By R.B. FALLSTROM
The Associated Press
Monday, January 15, 2007; 6:37 PM
ST. LOUIS -- Mark McGwire's poor showing in his first year of Hall of Fame eligibility didn't surprise St. Louis Cardinals manager Tony La Russa.
"I kind of figured there was going to be a statement made about that situation, so I wasn't surprised, and I didn't really have an opinion," La Russa said Monday. "I like what Tony Gwynn said. You know, this guy belongs in the Hall of Fame and, hopefully, sooner rather than later."
General manager Walt Jocketty's trade for McGwire in 1997 is perhaps his best, costing the Cardinals only three marginal players. One year later, McGwire hit 70 home runs to shatter Roger Maris' 37-year-old record.
McGwire, suspected of using steroids, was picked on only 23.5 percent of ballots in his first year of eligibility, far below the 75 percent needed.
"I'm disappointed but I'm not surprised, because I think he had a Hall of Fame career," Jocketty said. "Hopefully he gets the opportunity to get to the Hall of fame. "He was a great player and demonstrated that while he was here and in Oakland."
Second baseman Adam Kennedy, one of Cardinals' free-agent additions, met with McGwire last week at a charity event in California. Kennedy, a teammate of McGwire's in 1999 with the Cardinals before being traded to the Angels in 2000, said the two did not talk about the Hall of Fame.
"He seemed to be in good spirits," Kennedy said. "It was a good time.

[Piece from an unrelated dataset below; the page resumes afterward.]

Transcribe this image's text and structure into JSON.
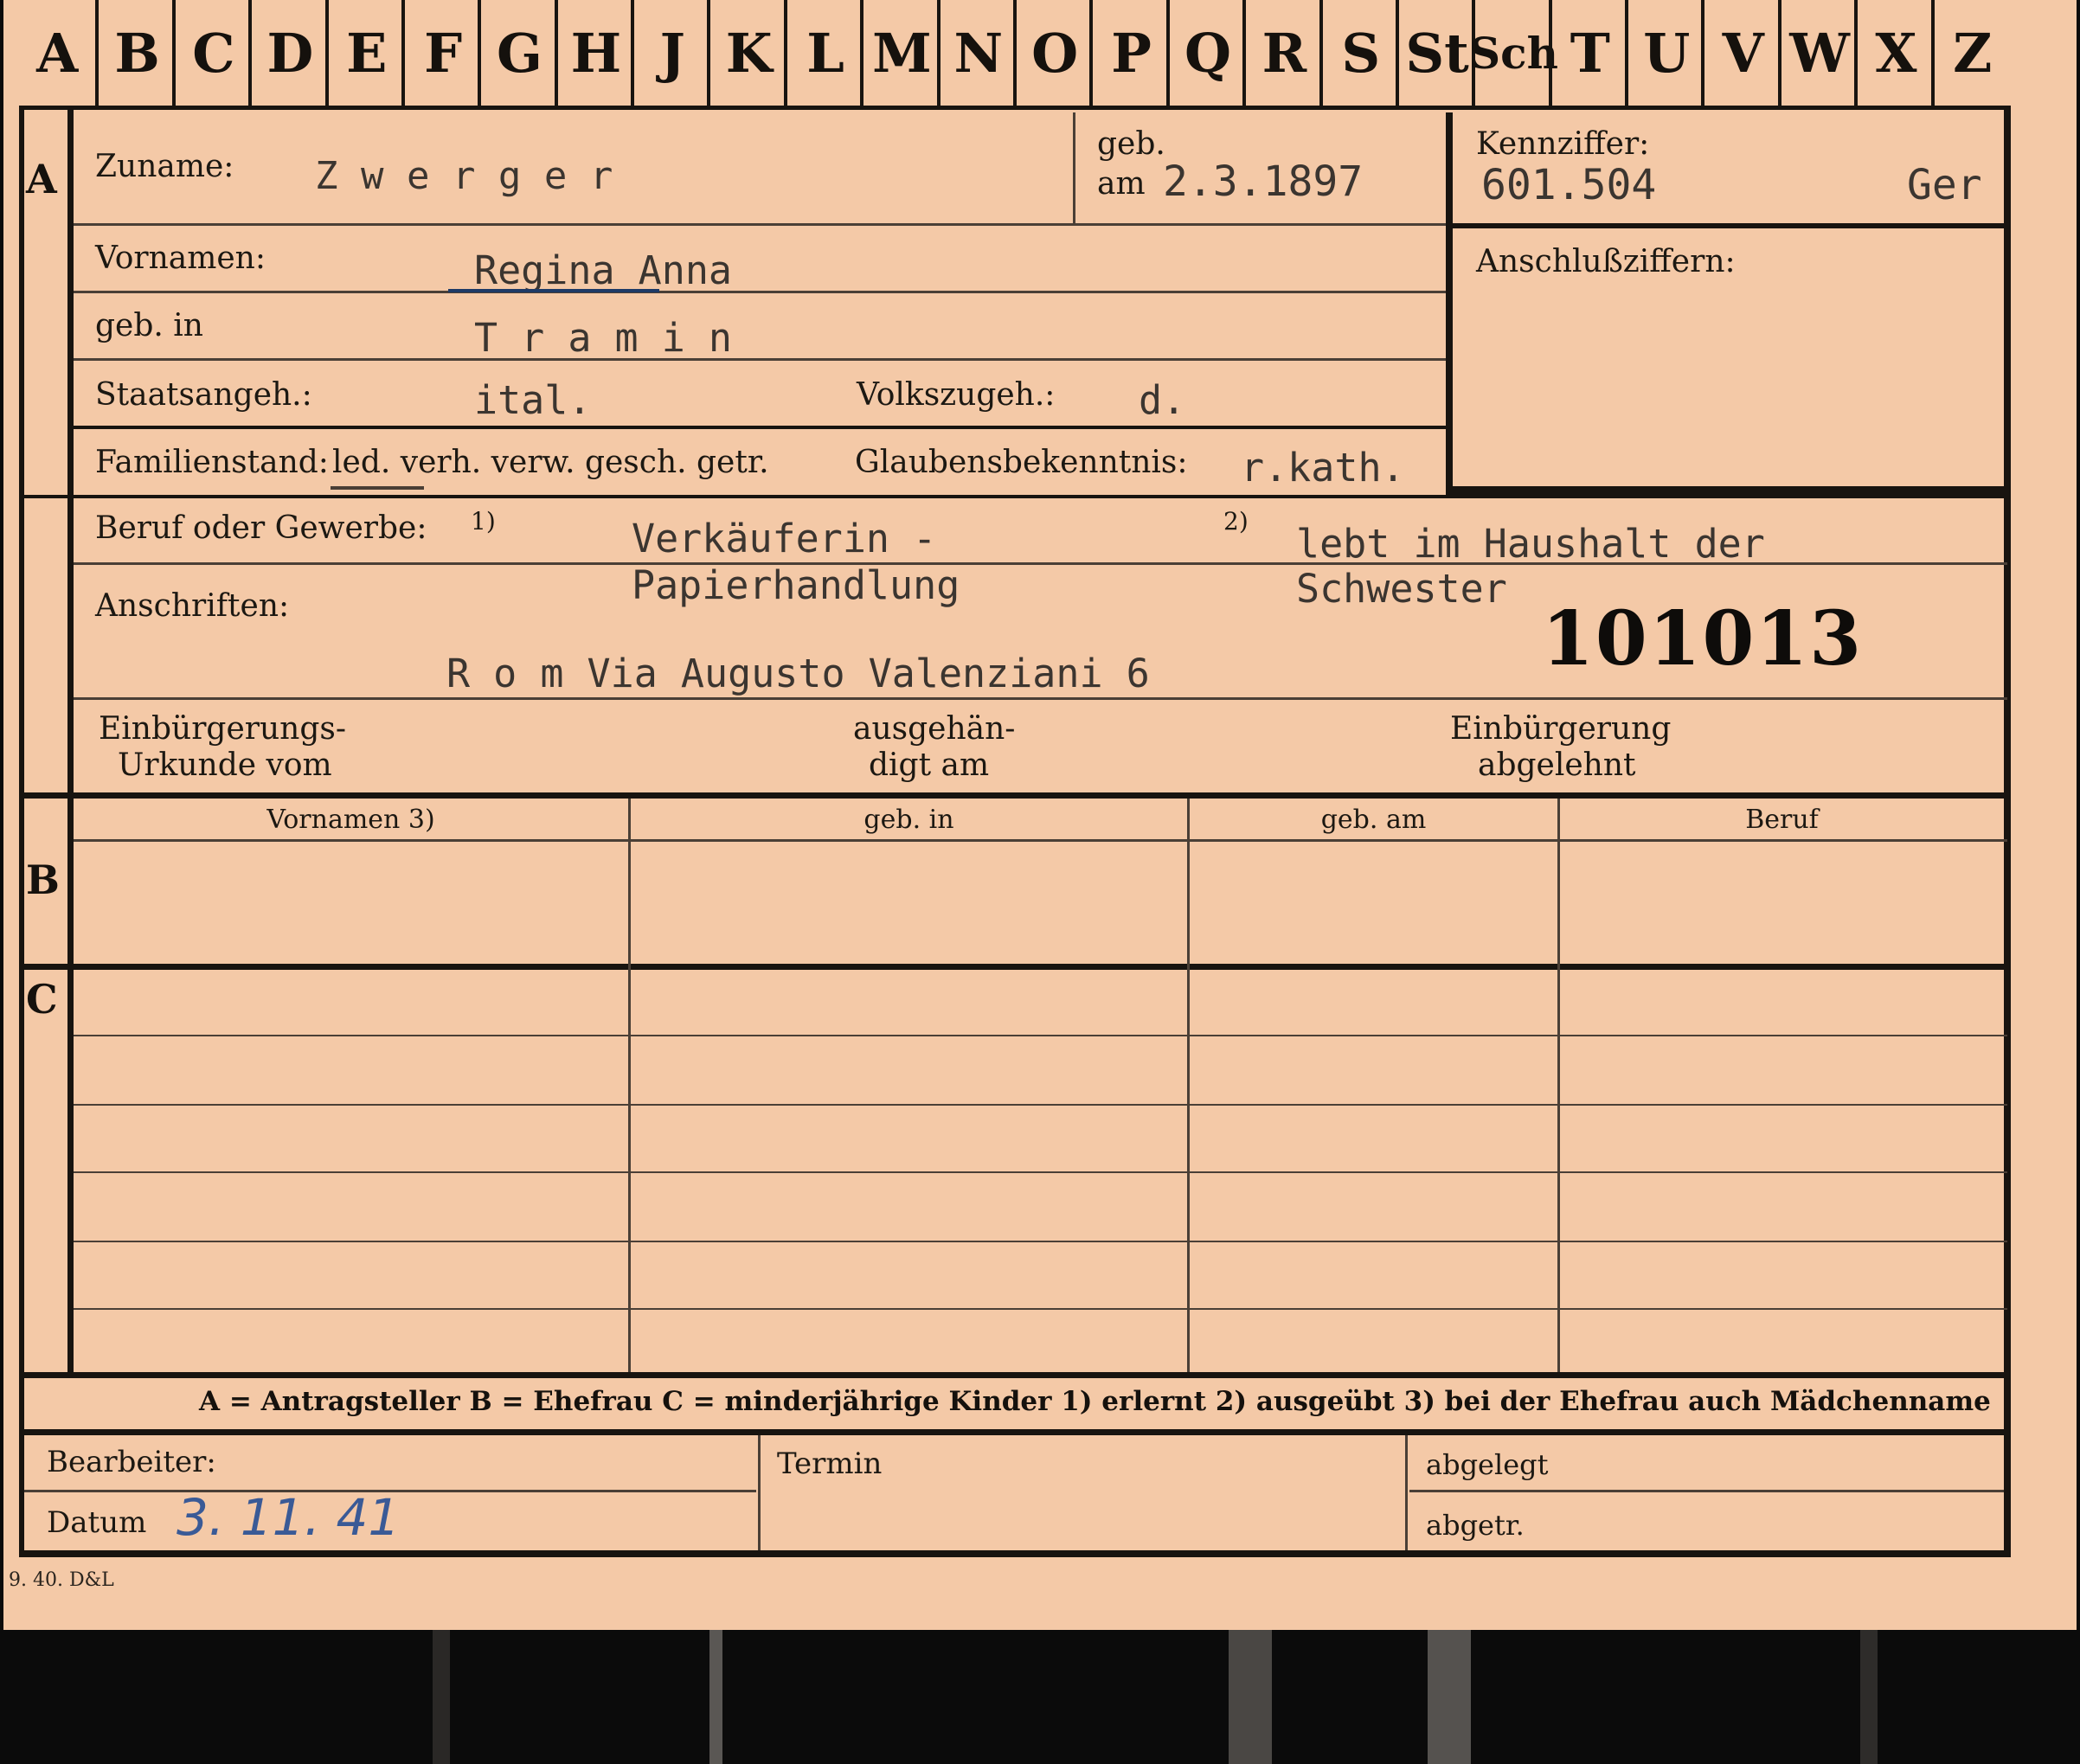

He enjoys living out there and the privacy he has, so he seemed to be doing well."
Kennedy said McGwire "absolutely" was Hall of Fame material.
"Maybe just from playing with him or knowing the kind of person he is, you expect a little more respect for someone who did the things that he did in his time," Kennedy said.
The comments came at the team's three-day Winter Warmup fan festival, capped by the 49th annual dinner hosted by the St. Louis chapter of the Baseball Writers' Association of America.
Albert Pujols was honored as St. Louis baseball man of the year at the dinner, which also featured Ryan Howard of the Phillies _ the player who beat him out for the NL MVP.
Pujols has been honored as man of the year six straight seasons since his rookie year in 2001, sharing the award this year with La Russa and Jocketty in the wake of the team's first World Series win in 24 years.
Pujols did not attend the dinner, leaving for a humanitarian mission to his native Dominican Republic sponsored by the Pujols Family Foundation after signing hundreds of autographs on Saturday.
At a news conference in the Dominican Republic in late November, Pujols was quoted in Spanish as saying a player who doesn't lead his team to the postseason doesn't deserve to win the MVP award. Pujols said Saturday what he said then had been "misunderstood."
Pujols has often worked out with Howard, who is from suburban Wildwood, Mo., the last four seasons and said he was happy for him. Howard led the majors with 58 homers and 149 RBIs, while Pujols batted .331 with 49 homers and 137 RBIs despite missing a month with a back injury.
"That's a kid I really love," Pujols said. "Winning the MVP last year, I felt it was really great, I worked hard for it. I know how hard he worked to get his MVP and the last thing I want to do is ruin his moment."